(c) Waiver for national interests.—

(1) IN GENERAL.—The Secretary of State may waive the application of subsection (a) or (b) in the case of an alien if the Secretary determines that such a waiver—

(A) is necessary to permit the United States to comply with the Agreement Regarding the Headquarters of the United Nations, signed at Lake Success June 26, 1947, and entered into force November 21, 1947 (TIAS 1676), or any other applicable international obligation of the United States; or

(B) is in the national security interests of the United States.

(2) NOTIFICATION.—Upon granting a waiver under paragraph (1), the Secretary of State shall submit to the appropriate congressional committees a document detailing the evidence and justification for the necessity of such waiver, including, if such waiver is granted pursuant to paragraph (1)(B), how such waiver relates to the national security interests of the United States.

SEC. 6. Sense of Congress on visa policy.

(a) Finding.—Congress finds that reciprocity forms the basis of diplomatic law and the practice of mutual exchanges between countries.

(b) Sense of Congress.—It is the sense of Congress that—

(1) a country should give equivalent consular access to the nationals of a foreign country in a manner that is reciprocal to the consular access granted by such foreign country to citizens of the country; and

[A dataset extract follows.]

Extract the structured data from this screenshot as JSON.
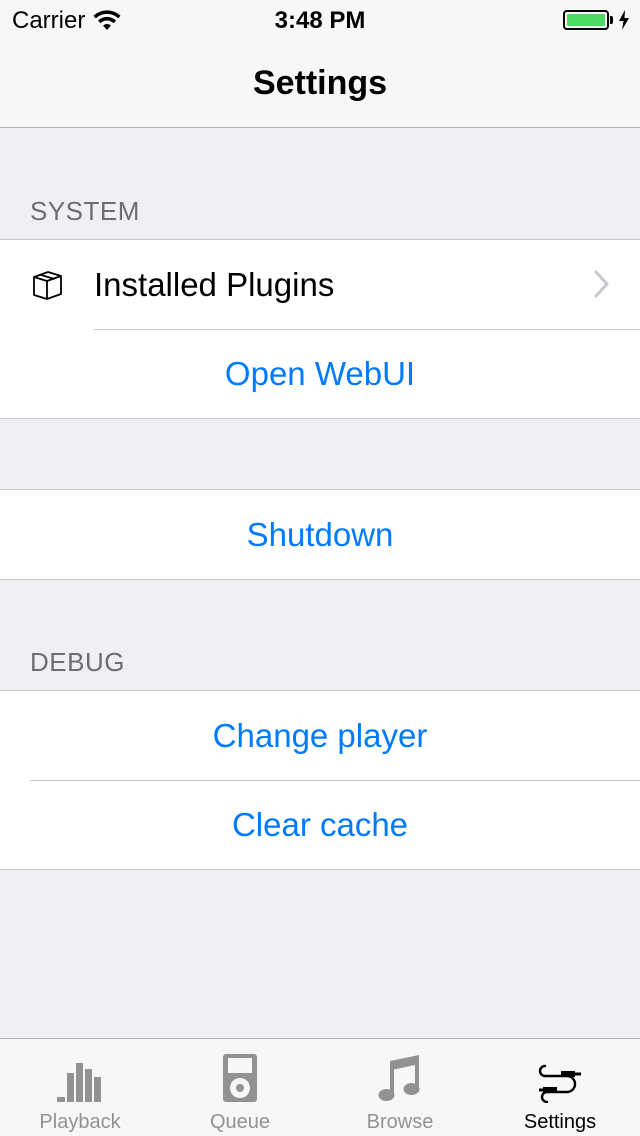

(2) the Secretary of State, when granting diplomats from China access to parts of the United States, should take into account the extent to which the Government of China grants diplomats from the United States access to parts of China, including the level of access afforded to such diplomats to Tibetan areas.